Those useful nuggets of technology are relics. A relic can be almost anything, from the self-contained navigational unit of a private yacht - the emissions of which, in the present day, constitute a powerful particle weapon - to the equivalent of a smartphone with computing speed sufficient that it can monitor the activity of your entire planetary datanet in real time and report irregular behaviour to the secret police.
Players are invited to invent their own relics. However, bear in mind that they should generally not be weapons or military equipment; generally, they should be something that would have been innocuous to the people who built them, but which outclass modern technology so thoroughly that they have become wonderous.
Relics can be bought at nation creation for ~50 exotics each. They will be possible to acquire in-game through events or through some sites available to New States and Constellations.
Building a Military
You get 1 (subject to change) year of production of both economic potential and exotic matter with which to build your military. Each category of ship is considered to have a 'standard' default performance, but can be altered through the addition of tags and relics.
Upkeep costs are paid quarterly. Any ships or troops you cannot afford the upkeep for can be placed in mothballs or demobilised, reducing their upkeep cost by 75%. However, it takes one quarter and an investment of economic potential and exotics equal to their quarterly upkeep to reactivate them.
By default, Successor States can place two tags on a ship and New States can place one, representing the greater baseline technical sophistication of Successor States. New States, however, have two relic slots on their ships for free, as their greater exposure to and familiarity with Society relics, although they must still buy relics to put into those slots. Successor States can spend one or both of their tag slots on a relic.
Each tag can only be added once.
Examples of possible tags are:
Extra Point Defence
High Density Battlescreen
Command and Control Centre
High Resolution Sensors
Players are encouraged to invent more of their own, although overly broad tags will be rejected.
The Society Navy fielded ships ranging in size from single-seat aerospace craft to planetoids large enough to disrupt planetary orbits by their mere presence in a star system.
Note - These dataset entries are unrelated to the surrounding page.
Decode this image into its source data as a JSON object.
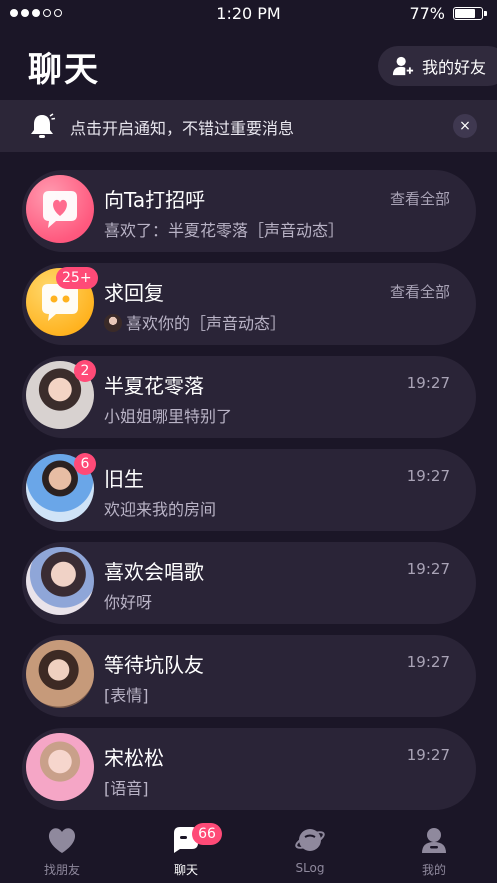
{
  "status_bar": {
    "time": "1:20 PM",
    "battery": "77%",
    "battery_level": 0.77
  },
  "header": {
    "title": "聊天",
    "friends_button": "我的好友"
  },
  "notification": {
    "text": "点击开启通知，不错过重要消息",
    "close": "×"
  },
  "chats": [
    {
      "name": "向Ta打招呼",
      "preview": "喜欢了：半夏花零落［声音动态］",
      "time": "查看全部",
      "badge": "",
      "avatar_icon": "heart-chat-icon"
    },
    {
      "name": "求回复",
      "preview": "喜欢你的［声音动态］",
      "time": "查看全部",
      "badge": "25+",
      "avatar_icon": "chat-bubble-icon"
    },
    {
      "name": "半夏花零落",
      "preview": "小姐姐哪里特别了",
      "time": "19:27",
      "badge": "2",
      "avatar_icon": "user-photo"
    },
    {
      "name": "旧生",
      "preview": "欢迎来我的房间",
      "time": "19:27",
      "badge": "6",
      "avatar_icon": "user-photo"
    },
    {
      "name": "喜欢会唱歌",
      "preview": "你好呀",
      "time": "19:27",
      "badge": "",
      "avatar_icon": "user-photo"
    },
    {
      "name": "等待坑队友",
      "preview": "[表情]",
      "time": "19:27",
      "badge": "",
      "avatar_icon": "user-photo"
    },
    {
      "name": "宋松松",
      "preview": "[语音]",
      "time": "19:27",
      "badge": "",
      "avatar_icon": "user-photo"
    }
  ],
  "tabs": [
    {
      "label": "找朋友",
      "icon": "heart-icon",
      "active": false
    },
    {
      "label": "聊天",
      "icon": "chat-icon",
      "active": true,
      "badge": "66"
    },
    {
      "label": "SLog",
      "icon": "planet-icon",
      "active": false
    },
    {
      "label": "我的",
      "icon": "profile-icon",
      "active": false
    }
  ],
  "colors": {
    "background": "#1b1627",
    "card": "#2a2437",
    "accent": "#ff4a77"
  }
}
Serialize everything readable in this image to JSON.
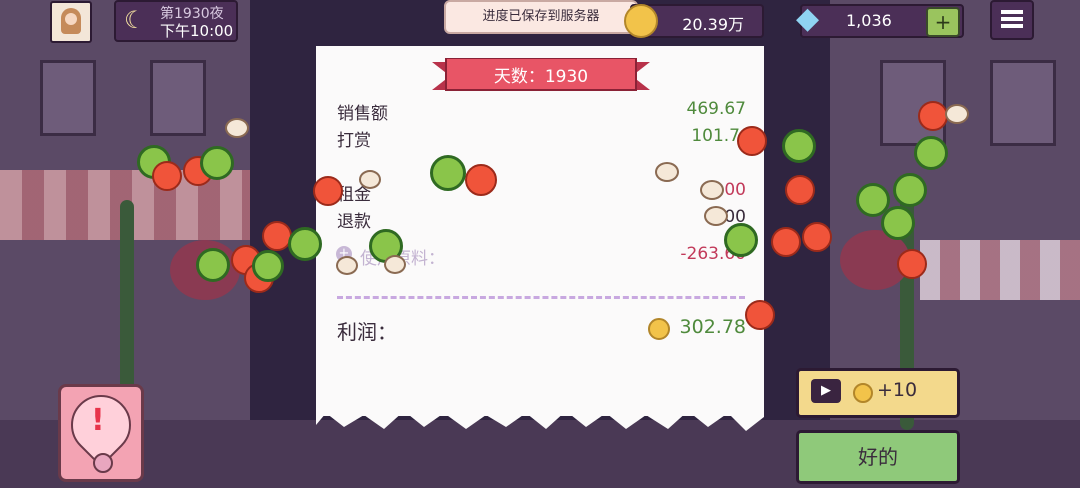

Such behemoths are far beyond the power of Survivor States, although their titanic wrecks litter the remains of mankind's interstellar empire. The more modest ships of the modern age are divided into several categories.